with bird calls, snapping twigs. Paragraphed
by steeper slopes, the talk moves up a notch
hedges on the personal.

You’re telling us about your birth.
Doctors thought you good as dead
offered your mother special care staring
through Plexiglas at your ribs heaving
and sinking.

Rejecting this, she took you home. For fourteen
days and nights, she held you. Snuggled between
her breasts, dribbles of milk, temptation to suckle.

Her heart beating like a metronome.
Her skin.            Your skin.
Her breath.        Your breath.

We tramp along the sodden track.
Bursts of warm sunshine challenge
the winter landscape.


Is this all there is?


We spend the whole day together and then the next.  
For me, it’s as if we’ve always had and always will

have a part together. Haio becomes my teacher. I
want to know how to behave in this different country.

I learn that it is not OK to eat a naked banana and eye
contact is not such an important thing, though I notice

that when we are part of the throng of motorbikes
surging along Tran Hung Dao, she turns right round

to talk to me. I am relieved when she leans forward
again, until I realize that she does this to read

the map and answer her mobile phone. I am not sure
of the protocol of gripping her buttocks with my thighs

but as my jeans take the dust from the buses we pass,
I am thinking about other things.


Never have I felt such a part of a people’s movement.
There are more people on motorbikes on either side

of me than could ever fit in a Swanston St. peace march.
Haio weaves her bike through the city traffic as if these

days are all that we have. She wants to show me what I
need to learn. She cuts to the chase. She asks questions

that I never ask before a third date. She points to the people
whose disfigured bodies bend awkwardly along the pavement,

She tosses coins, chats to the locals, coerces the officials.
She takes me to see her friends and the paintings that she loves.

I feel as if I have met someone who might be a Buddhist, well
along the path to enlightenment, or perhaps that rare thing,

a Christian who knows what it is to love one another.


When she is not asking questions, she is my tour guide.
I begin to understand why the figure of Ho Chi Minh

whom I feared in my childhood, will always be Uncle Ho
for her. She shows me what she wants me to understand

and says, “This is what you need to write your poems about”.
I want her to tell me that these huts made from split boards

and bits of tin are summer residences for the rice growers,  
shepherd’s huts for the farmers, that way up in the hills

beyond the paddy fields are cosy cottages all decked out
with woven mats and polished teak and that behind these

are gardens full of vivid vegetables and bunches of bananas
bowing from the trees, but I know before I ask the question

that this is all that there is.


Each time we pass the central Post Office, the man with
the gummy grin is sitting in his cyclo smiling at the tourists

because he does not have the quick repartee of the cyclo
owners with the clean cotton covers and the sunshades,

 “Where you from, Madame?” “Ah my friend in Melbourne.”  
“How can I help you?” “Special price for you, Madame”.

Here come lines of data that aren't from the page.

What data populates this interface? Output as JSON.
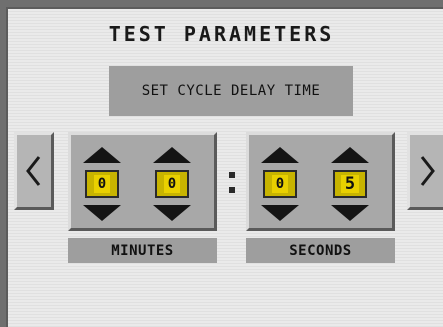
{
  "title": "TEST PARAMETERS",
  "subtitle": "SET CYCLE DELAY TIME",
  "navigation": {
    "prev_icon": "chevron-left-icon",
    "next_icon": "chevron-right-icon"
  },
  "separator": ":",
  "minutes": {
    "label": "MINUTES",
    "tens": "0",
    "ones": "0"
  },
  "seconds": {
    "label": "SECONDS",
    "tens": "0",
    "ones": "5"
  },
  "colors": {
    "panel": "#a8a8a8",
    "digit_background": "#e9d000",
    "label_background": "#9e9e9e",
    "screen": "#eaeaea"
  }
}
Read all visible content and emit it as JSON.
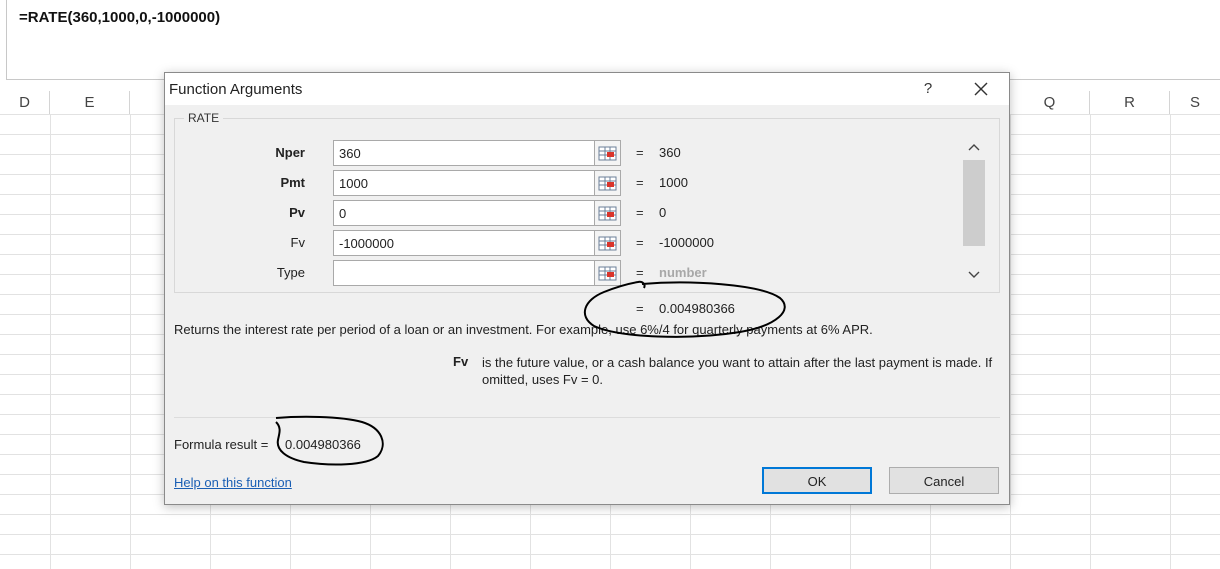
{
  "formula_bar": {
    "formula": "=RATE(360,1000,0,-1000000)"
  },
  "columns": [
    {
      "label": "D"
    },
    {
      "label": "E"
    },
    {
      "label": "Q"
    },
    {
      "label": "R"
    },
    {
      "label": "S"
    }
  ],
  "dialog": {
    "title": "Function Arguments",
    "help_label": "?",
    "group_label": "RATE",
    "arguments": [
      {
        "name": "Nper",
        "value": "360",
        "result": "360"
      },
      {
        "name": "Pmt",
        "value": "1000",
        "result": "1000"
      },
      {
        "name": "Pv",
        "value": "0",
        "result": "0"
      },
      {
        "name": "Fv",
        "value": "-1000000",
        "result": "-1000000"
      },
      {
        "name": "Type",
        "value": "",
        "result": "number"
      }
    ],
    "equals": "=",
    "function_result": "0.004980366",
    "description": "Returns the interest rate per period of a loan or an investment. For example, use 6%/4 for quarterly payments at 6% APR.",
    "arg_help_name": "Fv",
    "arg_help_text": "is the future value, or a cash balance you want to attain after the last payment is made. If omitted, uses Fv = 0.",
    "formula_result_label": "Formula result =",
    "formula_result_value": "0.004980366",
    "help_link": "Help on this function",
    "ok_label": "OK",
    "cancel_label": "Cancel"
  }
}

Tell me that last week it was different, that the tourists
hurried to his cyclo like children to a merry-go-round,

that he took them to the mountain statue of Buddha
and the huge church with its concrete Virgin Mary

and said same same but different and laughed at his own
joke and the irony of it all, but I know that when we’ve

ridden past late in the afternoon and he’s sprawled
across the cyclo, that every day, this is how it is.


Haio takes me to visit the children whose parents
were hit by the orange bombs. The crazy boy

who is tied to his cot with his skin dropping onto
the linen, yells at me. And the girl who seems to be

all torso and head, reaches out and pulls me towards
her as if to show that for a hug, a neck is not necessary.

There are children who stare blankly from misshapen
bodies and others who grin and giggle and bottom shuffle

towards us clutching at our hands, rolling us the ball,
peeking into our bags. As we walk from the last room

in the Peace Hospital where the children’s heads
are  bigger than any of my questions or answers,

I turn and ask, “Haoi, what do you believe?”
She tells me, ” I don’t believe in anything.

I know that there is nothing but this.”